TASK INSTRUCTIONS:
An exact reproduction of the records is required, with all images left out.

DATA TO USE:

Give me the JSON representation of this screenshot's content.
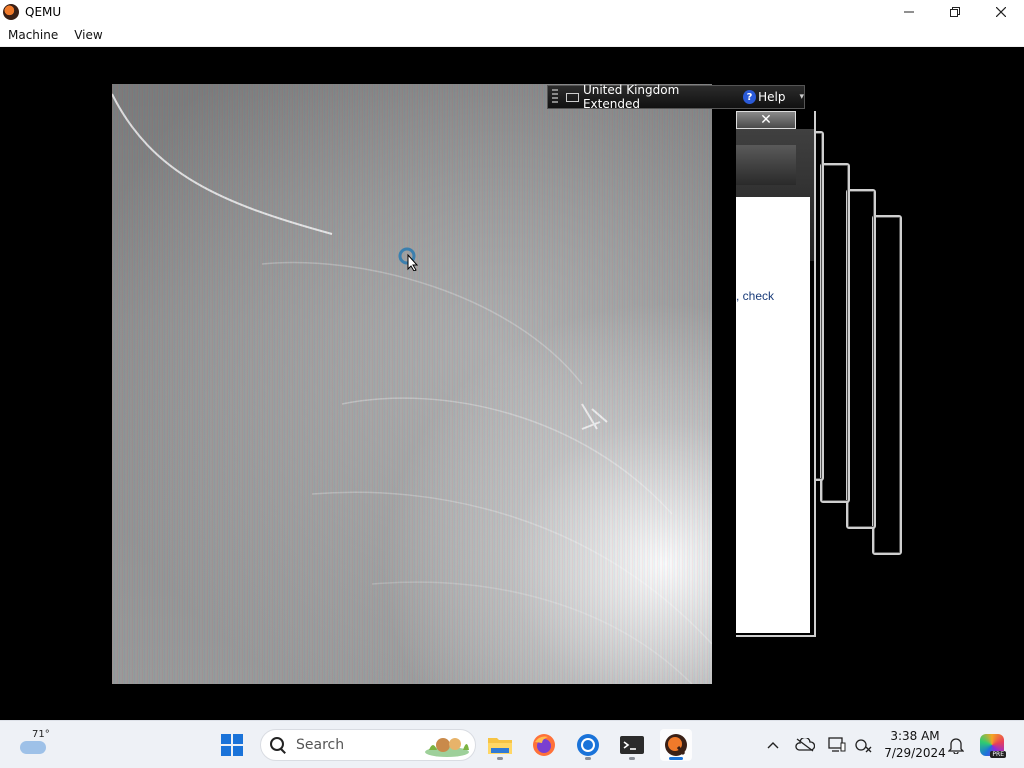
{
  "window": {
    "title": "QEMU",
    "controls": [
      "minimize-icon",
      "restore-icon",
      "close-icon"
    ]
  },
  "menu": {
    "items": [
      "Machine",
      "View"
    ]
  },
  "guest": {
    "language_bar": {
      "language": "United Kingdom Extended",
      "help_label": "Help"
    },
    "dialog": {
      "close_glyph": "✕",
      "partial_text": ", check"
    }
  },
  "taskbar": {
    "weather_temp": "71°",
    "search_placeholder": "Search",
    "apps": [
      "file-explorer-icon",
      "firefox-icon",
      "chrome-icon",
      "terminal-icon",
      "qemu-icon"
    ],
    "clock_time": "3:38 AM",
    "clock_date": "7/29/2024",
    "copilot_badge": "PRE"
  },
  "colors": {
    "start_blue": "#1a73d9",
    "taskbar_bg": "#eef1f6",
    "dialog_link_text": "#1a3c7a"
  }
}
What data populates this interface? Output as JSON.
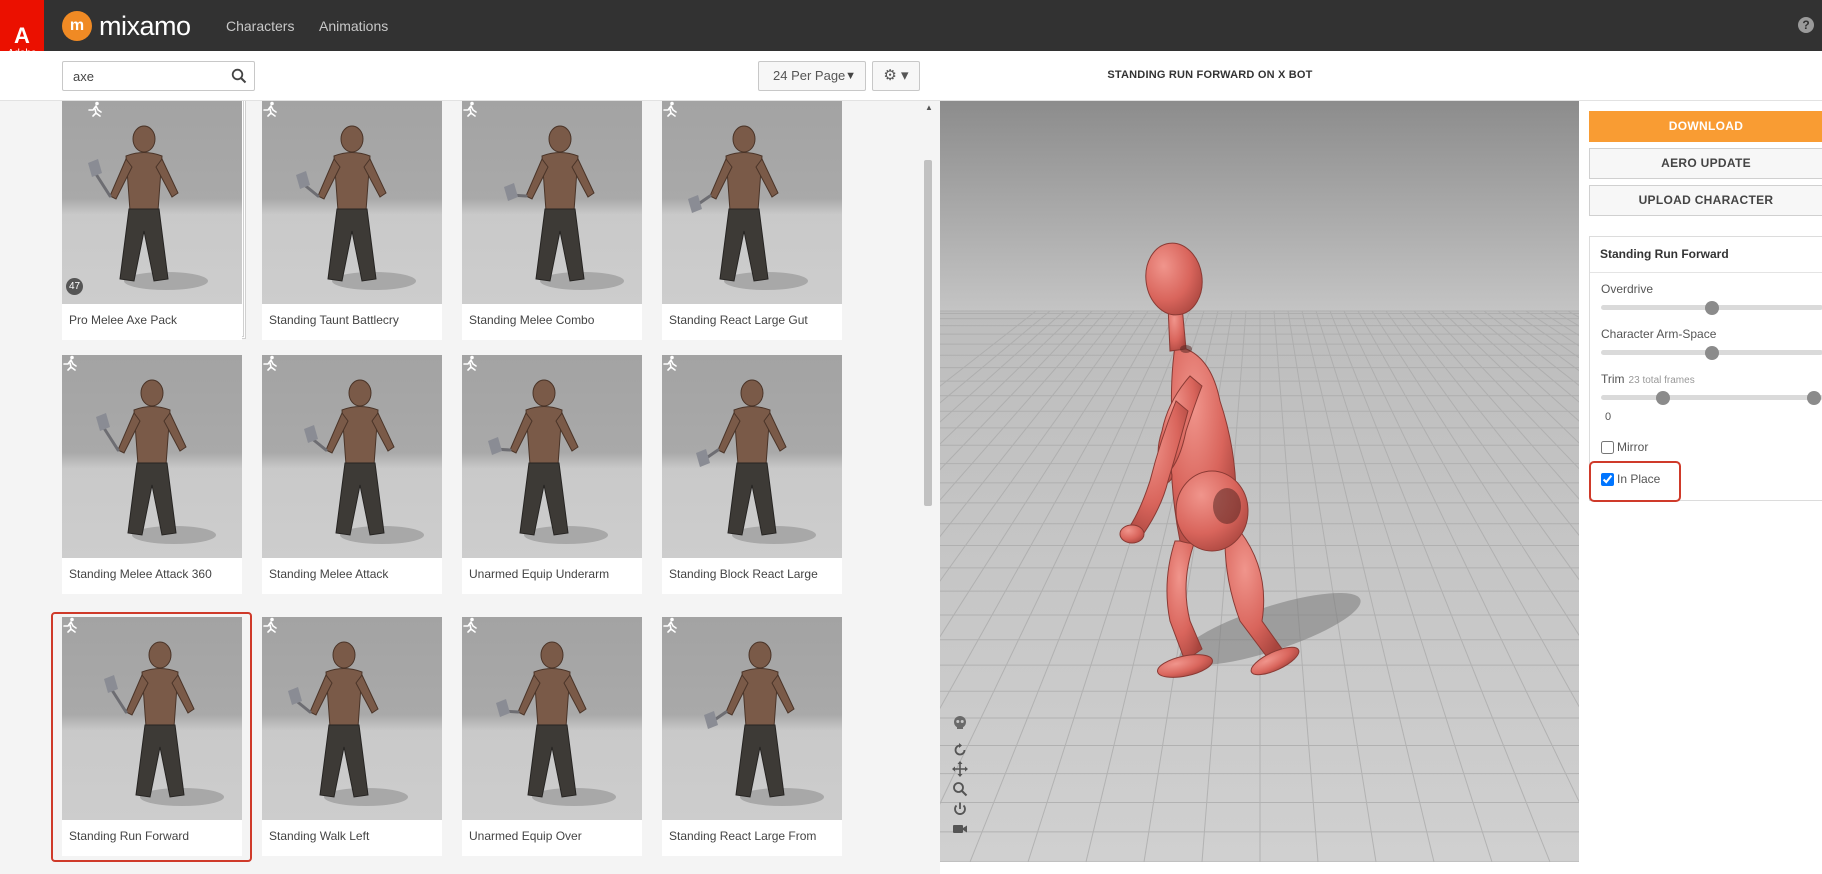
{
  "app": {
    "brand_mark": "A",
    "brand_word": "Adobe",
    "logo_glyph": "m",
    "name": "mixamo"
  },
  "nav": {
    "items": [
      "Characters",
      "Animations"
    ],
    "help": "?"
  },
  "toolbar": {
    "search_value": "axe",
    "per_page": "24 Per Page",
    "gear": "⚙ ▾"
  },
  "viewer": {
    "title": "STANDING RUN FORWARD ON X BOT"
  },
  "actions": {
    "download": "DOWNLOAD",
    "aero_update": "AERO UPDATE",
    "upload": "UPLOAD CHARACTER"
  },
  "settings": {
    "title": "Standing Run Forward",
    "overdrive": {
      "label": "Overdrive",
      "value": 0.5
    },
    "arm_space": {
      "label": "Character Arm-Space",
      "value": 0.5
    },
    "trim": {
      "label": "Trim",
      "hint": "23 total frames",
      "start_value": "0",
      "start": 0.28,
      "end": 1.0
    },
    "mirror": {
      "label": "Mirror",
      "checked": false
    },
    "in_place": {
      "label": "In Place",
      "checked": true
    }
  },
  "animations": [
    {
      "label": "Pro Melee Axe Pack",
      "pack_count": "47",
      "selected": false
    },
    {
      "label": "Standing Taunt Battlecry",
      "selected": false
    },
    {
      "label": "Standing Melee Combo",
      "selected": false
    },
    {
      "label": "Standing React Large Gut",
      "selected": false
    },
    {
      "label": "Standing Melee Attack 360",
      "selected": false
    },
    {
      "label": "Standing Melee Attack",
      "selected": false
    },
    {
      "label": "Unarmed Equip Underarm",
      "selected": false
    },
    {
      "label": "Standing Block React Large",
      "selected": false
    },
    {
      "label": "Standing Run Forward",
      "selected": true
    },
    {
      "label": "Standing Walk Left",
      "selected": false
    },
    {
      "label": "Unarmed Equip Over",
      "selected": false
    },
    {
      "label": "Standing React Large From",
      "selected": false
    }
  ],
  "colors": {
    "accent": "#f99c33",
    "adobe_red": "#eb1000",
    "selection": "#cf3a2a",
    "topbar": "#323232"
  },
  "icons": {
    "search": "search-icon",
    "gear": "gear-icon",
    "run": "run-icon",
    "help": "help-icon"
  }
}
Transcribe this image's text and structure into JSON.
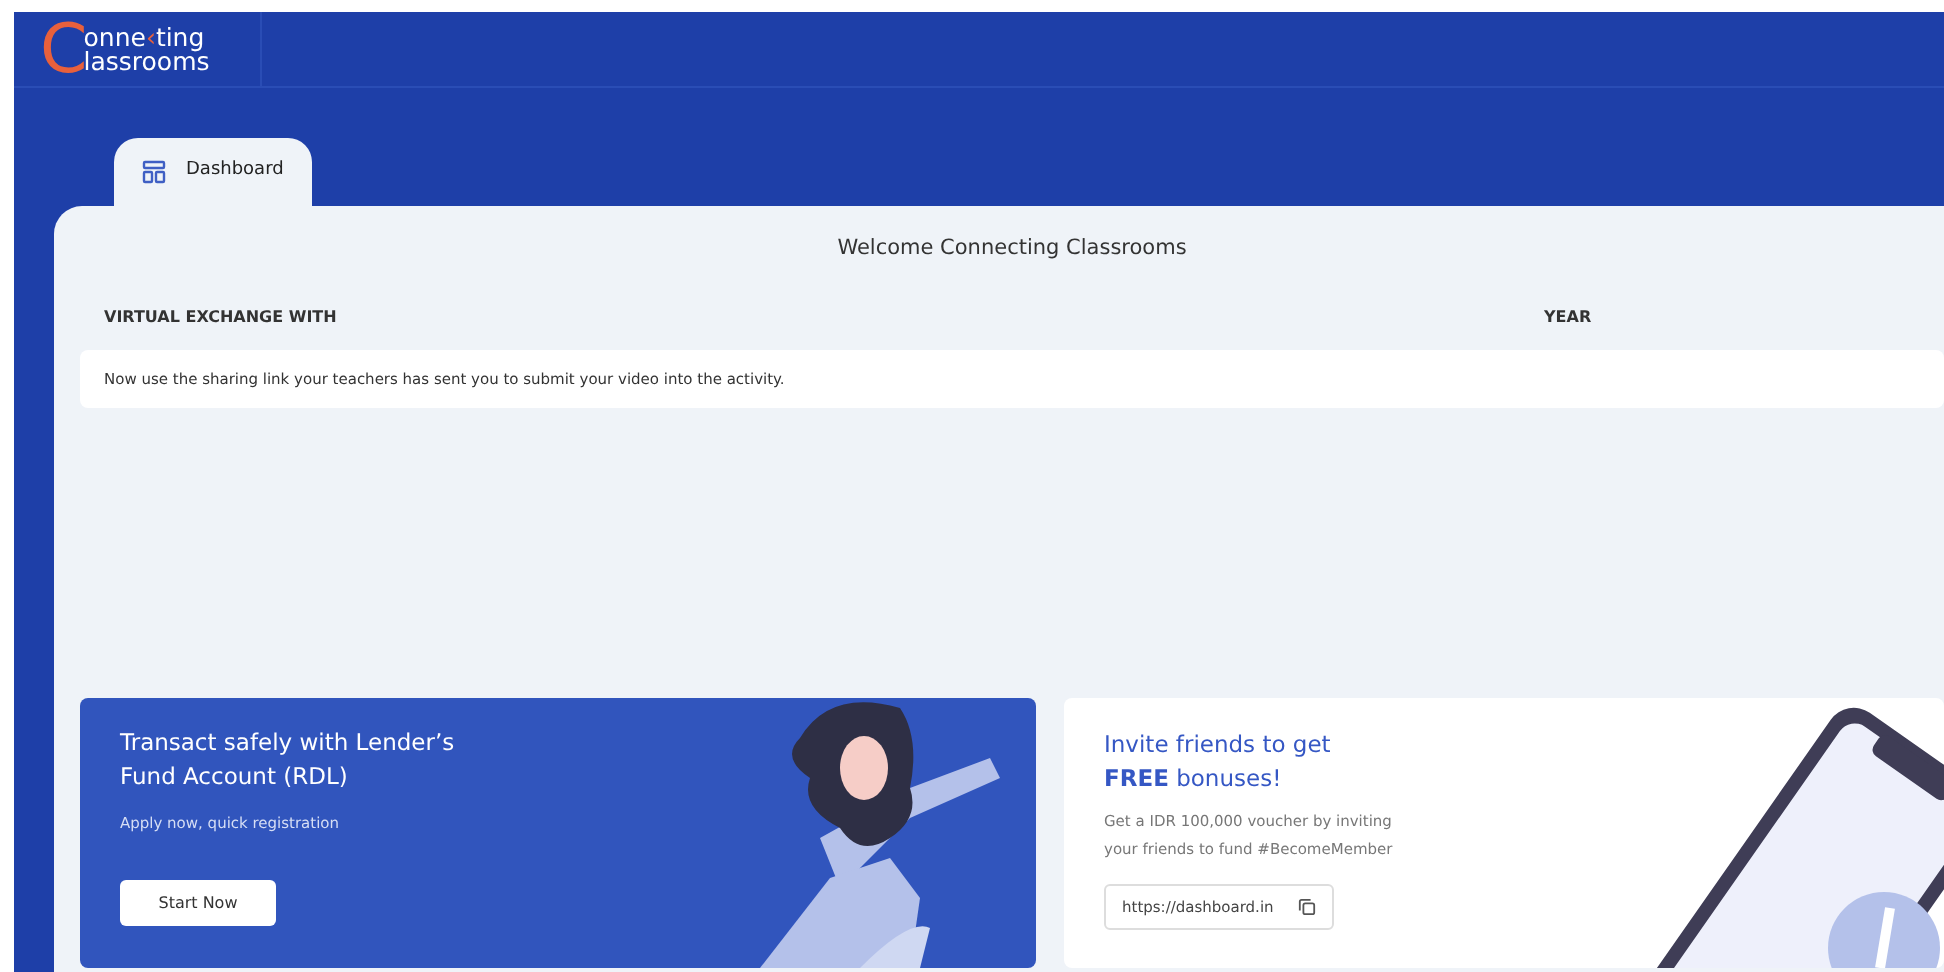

ANSWER FOR THIS EXERCISE:
Give me the JSON representation of this screenshot's content.
{
  "window": {
    "title": "QEMU",
    "controls": [
      "minimize-icon",
      "restore-icon",
      "close-icon"
    ]
  },
  "menu": {
    "items": [
      "Machine",
      "View"
    ]
  },
  "guest": {
    "language_bar": {
      "language": "United Kingdom Extended",
      "help_label": "Help"
    },
    "dialog": {
      "close_glyph": "✕",
      "partial_text": ", check"
    }
  },
  "taskbar": {
    "weather_temp": "71°",
    "search_placeholder": "Search",
    "apps": [
      "file-explorer-icon",
      "firefox-icon",
      "chrome-icon",
      "terminal-icon",
      "qemu-icon"
    ],
    "clock_time": "3:38 AM",
    "clock_date": "7/29/2024",
    "copilot_badge": "PRE"
  },
  "colors": {
    "start_blue": "#1a73d9",
    "taskbar_bg": "#eef1f6",
    "dialog_link_text": "#1a3c7a"
  }
}
What data populates this interface? Output as JSON.
{
  "app": {
    "brand_mark": "A",
    "brand_word": "Adobe",
    "logo_glyph": "m",
    "name": "mixamo"
  },
  "nav": {
    "items": [
      "Characters",
      "Animations"
    ],
    "help": "?"
  },
  "toolbar": {
    "search_value": "axe",
    "per_page": "24 Per Page",
    "gear": "⚙ ▾"
  },
  "viewer": {
    "title": "STANDING RUN FORWARD ON X BOT"
  },
  "actions": {
    "download": "DOWNLOAD",
    "aero_update": "AERO UPDATE",
    "upload": "UPLOAD CHARACTER"
  },
  "settings": {
    "title": "Standing Run Forward",
    "overdrive": {
      "label": "Overdrive",
      "value": 0.5
    },
    "arm_space": {
      "label": "Character Arm-Space",
      "value": 0.5
    },
    "trim": {
      "label": "Trim",
      "hint": "23 total frames",
      "start_value": "0",
      "start": 0.28,
      "end": 1.0
    },
    "mirror": {
      "label": "Mirror",
      "checked": false
    },
    "in_place": {
      "label": "In Place",
      "checked": true
    }
  },
  "animations": [
    {
      "label": "Pro Melee Axe Pack",
      "pack_count": "47",
      "selected": false
    },
    {
      "label": "Standing Taunt Battlecry",
      "selected": false
    },
    {
      "label": "Standing Melee Combo",
      "selected": false
    },
    {
      "label": "Standing React Large Gut",
      "selected": false
    },
    {
      "label": "Standing Melee Attack 360",
      "selected": false
    },
    {
      "label": "Standing Melee Attack",
      "selected": false
    },
    {
      "label": "Unarmed Equip Underarm",
      "selected": false
    },
    {
      "label": "Standing Block React Large",
      "selected": false
    },
    {
      "label": "Standing Run Forward",
      "selected": true
    },
    {
      "label": "Standing Walk Left",
      "selected": false
    },
    {
      "label": "Unarmed Equip Over",
      "selected": false
    },
    {
      "label": "Standing React Large From",
      "selected": false
    }
  ],
  "colors": {
    "accent": "#f99c33",
    "adobe_red": "#eb1000",
    "selection": "#cf3a2a",
    "topbar": "#323232"
  },
  "icons": {
    "search": "search-icon",
    "gear": "gear-icon",
    "run": "run-icon",
    "help": "help-icon"
  }
}
Transcribe this image's text and structure into JSON.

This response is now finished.